What advice would you give to students starting their academic studies?
I was once the chair of a longitudinal research group examining student successes and needs which followed a number of students over five years - three years of university and two years into their first job. Every student said after five years that they wished they had known what they absolutely shouldn't have missed on their curriculum during their time at university. Therefore, I think my advice would be to perhaps listen more to the advice of university staff as opposed to what you think you need! An example: at Queen Margaret University, we had a very big health faculty with a strong inter-professional and interdisciplinary learning approach - if you train to be a physiotherapist, for example, you need to know about other health problems, radiology, the body more generally, nursing, oncology and so on. So every semester there was one compulsory module of interdisciplinary professional learning - and the students did not like it at all! We had complaints every single year. But the students got good jobs, 100% employability at the highest level, because of that module and typically, past students would tell me it was great that they undertook that study because it gave them exactly what was needed in their jobs and gave them the edge over other job seekers. Also, obviously it's important to engage, to have fun and to be part of a group - peers are so important and my advice is to learn from them as well, form working groups and study together. Don't be on your own.
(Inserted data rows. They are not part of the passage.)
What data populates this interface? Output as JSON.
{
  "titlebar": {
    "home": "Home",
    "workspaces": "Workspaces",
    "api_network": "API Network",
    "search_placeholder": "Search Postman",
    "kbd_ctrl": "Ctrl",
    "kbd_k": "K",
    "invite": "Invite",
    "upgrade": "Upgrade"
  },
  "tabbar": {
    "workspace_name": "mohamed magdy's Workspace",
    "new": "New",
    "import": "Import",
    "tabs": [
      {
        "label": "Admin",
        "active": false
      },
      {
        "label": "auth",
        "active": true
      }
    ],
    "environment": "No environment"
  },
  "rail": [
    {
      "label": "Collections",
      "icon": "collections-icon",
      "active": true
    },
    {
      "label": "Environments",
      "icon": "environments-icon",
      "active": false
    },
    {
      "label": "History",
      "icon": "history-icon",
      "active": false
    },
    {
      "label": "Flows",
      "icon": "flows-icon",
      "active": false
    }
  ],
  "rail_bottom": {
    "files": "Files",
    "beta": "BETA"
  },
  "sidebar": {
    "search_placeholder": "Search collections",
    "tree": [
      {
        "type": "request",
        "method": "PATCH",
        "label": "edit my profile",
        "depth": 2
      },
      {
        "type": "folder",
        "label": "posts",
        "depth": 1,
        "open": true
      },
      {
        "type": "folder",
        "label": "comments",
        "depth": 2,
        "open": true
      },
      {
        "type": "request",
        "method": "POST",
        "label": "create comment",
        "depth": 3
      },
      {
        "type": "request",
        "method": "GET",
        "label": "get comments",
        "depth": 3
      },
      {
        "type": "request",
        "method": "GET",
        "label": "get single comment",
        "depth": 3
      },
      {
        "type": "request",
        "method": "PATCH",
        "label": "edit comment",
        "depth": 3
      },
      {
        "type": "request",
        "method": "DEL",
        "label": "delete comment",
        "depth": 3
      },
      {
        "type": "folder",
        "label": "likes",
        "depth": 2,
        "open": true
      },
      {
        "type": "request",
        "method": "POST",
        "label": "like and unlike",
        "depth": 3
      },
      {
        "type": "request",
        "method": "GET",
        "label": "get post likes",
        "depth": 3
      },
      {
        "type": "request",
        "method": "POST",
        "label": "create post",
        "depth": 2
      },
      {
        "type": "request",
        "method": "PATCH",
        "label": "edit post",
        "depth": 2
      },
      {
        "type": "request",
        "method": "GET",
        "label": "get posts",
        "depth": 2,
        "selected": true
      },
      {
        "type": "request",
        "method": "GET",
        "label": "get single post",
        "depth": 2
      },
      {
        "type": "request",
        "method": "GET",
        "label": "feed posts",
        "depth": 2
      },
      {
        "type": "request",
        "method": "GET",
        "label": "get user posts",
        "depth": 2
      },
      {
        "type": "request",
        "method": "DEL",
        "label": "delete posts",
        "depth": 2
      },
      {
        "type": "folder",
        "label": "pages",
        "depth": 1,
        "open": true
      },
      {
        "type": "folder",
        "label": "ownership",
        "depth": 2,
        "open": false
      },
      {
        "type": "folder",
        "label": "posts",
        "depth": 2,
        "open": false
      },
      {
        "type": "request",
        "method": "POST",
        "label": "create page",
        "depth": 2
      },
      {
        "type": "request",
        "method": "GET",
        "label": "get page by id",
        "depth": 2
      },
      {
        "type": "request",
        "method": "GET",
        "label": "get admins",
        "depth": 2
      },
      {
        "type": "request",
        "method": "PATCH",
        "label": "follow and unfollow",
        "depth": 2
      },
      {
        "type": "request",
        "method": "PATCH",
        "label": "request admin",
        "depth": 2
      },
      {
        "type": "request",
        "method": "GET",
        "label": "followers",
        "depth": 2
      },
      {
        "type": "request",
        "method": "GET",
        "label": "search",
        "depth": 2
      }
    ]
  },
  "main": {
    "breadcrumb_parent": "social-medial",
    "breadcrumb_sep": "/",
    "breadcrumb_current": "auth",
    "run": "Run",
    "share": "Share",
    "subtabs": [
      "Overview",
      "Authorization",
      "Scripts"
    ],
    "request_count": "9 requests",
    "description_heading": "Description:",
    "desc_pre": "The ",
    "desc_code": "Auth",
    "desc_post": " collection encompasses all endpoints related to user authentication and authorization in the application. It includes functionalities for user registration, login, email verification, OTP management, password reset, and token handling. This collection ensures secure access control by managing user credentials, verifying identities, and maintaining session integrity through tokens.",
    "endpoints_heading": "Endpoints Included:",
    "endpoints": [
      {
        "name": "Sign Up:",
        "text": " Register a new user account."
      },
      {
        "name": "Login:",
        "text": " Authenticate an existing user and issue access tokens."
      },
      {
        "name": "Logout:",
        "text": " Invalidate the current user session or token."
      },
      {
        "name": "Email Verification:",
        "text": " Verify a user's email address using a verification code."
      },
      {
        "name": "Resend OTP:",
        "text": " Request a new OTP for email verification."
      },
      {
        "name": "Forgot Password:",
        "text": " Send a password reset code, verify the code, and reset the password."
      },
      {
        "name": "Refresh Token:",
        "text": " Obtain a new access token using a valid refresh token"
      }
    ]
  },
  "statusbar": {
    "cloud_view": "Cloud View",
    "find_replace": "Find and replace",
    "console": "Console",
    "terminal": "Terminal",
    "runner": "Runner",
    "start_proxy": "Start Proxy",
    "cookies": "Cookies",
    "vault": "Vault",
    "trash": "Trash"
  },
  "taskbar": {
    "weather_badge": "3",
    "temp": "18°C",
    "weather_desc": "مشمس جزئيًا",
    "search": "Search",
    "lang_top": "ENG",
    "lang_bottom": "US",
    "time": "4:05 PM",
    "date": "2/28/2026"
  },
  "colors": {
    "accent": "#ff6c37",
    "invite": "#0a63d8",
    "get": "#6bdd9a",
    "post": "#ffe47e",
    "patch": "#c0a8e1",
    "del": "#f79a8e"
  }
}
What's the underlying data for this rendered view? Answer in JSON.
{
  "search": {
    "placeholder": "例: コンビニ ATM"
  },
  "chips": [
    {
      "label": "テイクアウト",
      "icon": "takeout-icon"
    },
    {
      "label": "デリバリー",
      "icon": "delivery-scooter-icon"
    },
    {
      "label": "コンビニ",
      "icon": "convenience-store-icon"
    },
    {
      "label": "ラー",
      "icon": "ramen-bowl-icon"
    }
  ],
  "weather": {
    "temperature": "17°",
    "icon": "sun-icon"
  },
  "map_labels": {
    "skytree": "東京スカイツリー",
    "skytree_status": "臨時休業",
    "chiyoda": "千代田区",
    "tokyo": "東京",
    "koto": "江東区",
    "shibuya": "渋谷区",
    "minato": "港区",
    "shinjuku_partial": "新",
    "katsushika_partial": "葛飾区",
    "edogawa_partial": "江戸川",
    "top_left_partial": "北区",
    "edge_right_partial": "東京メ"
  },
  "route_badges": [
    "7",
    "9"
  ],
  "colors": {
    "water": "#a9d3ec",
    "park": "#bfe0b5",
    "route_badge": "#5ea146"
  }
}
"It's important to engage, to have fun and to be part of a group - peers are just so important and my advice is to learn from them as well, form working groups and study together. Don't be on your own."
What advice would you give to young people starting out in their academic career?
Again: don't be alone. Perhaps that's even more important because very often when you start your academic career, you may forget why you wanted to work in a university. You came to university because you have a passion for your subject, but you also have a passion for education and for what university is all about, and it's so easy to get bogged down in bureaucracy, meetings, personal tensions, political issues...it is important to remind yourself of the positive impact you have on students. I would do this by maintaining contact with students - even when I was the Vice-Chancellor, I would still teach occasionally. Twice a year I would give a guest seminar and and each time it would pick me up. I would also walk through the library to take a look over some student shoulders, hopefully without them noticing, and I was always so positively surprised that they were all working so hard on essays or research. Doing that and experiencing student life and seeing the great work that is going on helps to remind oneself all the time. That for me is the best advice for anyone starting a career in academia: don't get bogged down in the challenges that you might experience working within a university and take action to remind yourself of the positive impact that you have.
A huge thank you to Professor Wend for sharing her stories with us. You can read an interview with Professor Rebecca Bunting, another member of our UK Academic Advisory Board, here.